Election Night Blues
Here we go!
The American people have spoken. At least, a great number have spoken, while uncounted more await their chance to cast their ballots in long lines kept open even after the polls technically closed. I don't remember ever seeing that before -- perhaps the turnout will be a record in 2012.
We have spoken, but we don't know yet what we have said. And I wonder: is there a morning-after-election pill, because many Americans will want to take it. Of course, such a pill would be outlawed by the Republicans, while the Democrats would insist it be covered by Obamacare.
Tomorrow morning, a few questions will be answered. Many more will be asked. My first question will be: how long will I remain free to spout off, speak out, exercise my First Amendment rights? Question two: how long before hawks take over foreign policy with an eye fixed on Iranian oil? Question three: what will the three branches of government do in the next two years to change America's political and economic realities for the better, and better by whose definition?
The truth is, we will survive whomever we elect as President. Our rights will stay intact as long as we ourselves do not surrender them. America faces major problems
-- it seems we are always facing major problems -- but we Americans will solve these problems only as long as we work together to find, impliment and promote reasonable solutions. This means we have to re-evaluate our role in the world, and our priorities at home. We will have to focus on education first and foremost, followed by the rebuilding of our own infrastructure and the creation of work opportunities at a fair wage. Our position in the world is slipping because the example we offer today is terrible in so many measurements.
Paraphrasing my favorite quote, America is moving away from the world by standing still. The greatest tragedy that could come out of the 2012 election would be the continuation of obstructionism -- from either side of the aisle.
Oh, and invading Iran: not a good idea.
I was born in Holland in 1950. My parents immigrated to the US when I was two. I have many close friends and family on both continents.

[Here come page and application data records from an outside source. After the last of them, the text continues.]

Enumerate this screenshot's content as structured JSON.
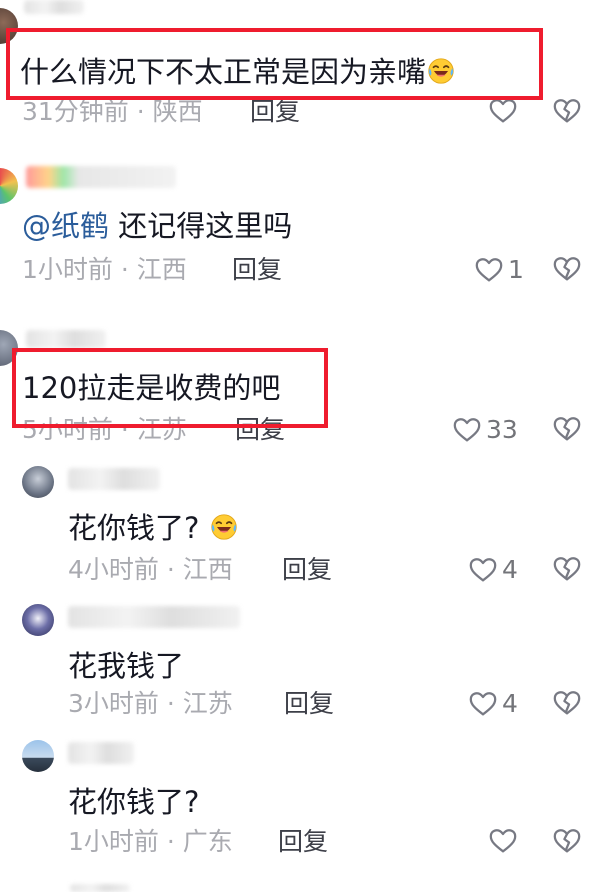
{
  "icons": {
    "like": "heart-outline-icon",
    "dislike": "broken-heart-outline-icon",
    "emoji": "laughing-tears-emoji-icon"
  },
  "colors": {
    "highlight": "#ef1c2e",
    "mention": "#2b5d9b",
    "meta": "#a9aab0"
  },
  "comments": [
    {
      "text": "什么情况下不太正常是因为亲嘴",
      "time": "31分钟前",
      "location": "陕西",
      "reply": "回复",
      "likes": "",
      "highlighted": true
    },
    {
      "mention": "@纸鹤",
      "text": "还记得这里吗",
      "time": "1小时前",
      "location": "江西",
      "reply": "回复",
      "likes": "1",
      "highlighted": false
    },
    {
      "text": "120拉走是收费的吧",
      "time": "5小时前",
      "location": "江苏",
      "reply": "回复",
      "likes": "33",
      "highlighted": true
    }
  ],
  "replies": [
    {
      "text": "花你钱了?",
      "time": "4小时前",
      "location": "江西",
      "reply": "回复",
      "likes": "4"
    },
    {
      "text": "花我钱了",
      "time": "3小时前",
      "location": "江苏",
      "reply": "回复",
      "likes": "4"
    },
    {
      "text": "花你钱了?",
      "time": "1小时前",
      "location": "广东",
      "reply": "回复",
      "likes": ""
    }
  ]
}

My wife Diane and I have been happily married since 1974. I have four children and one grandchild (two more are on the way). I love writing and sharing what I wrote most of all..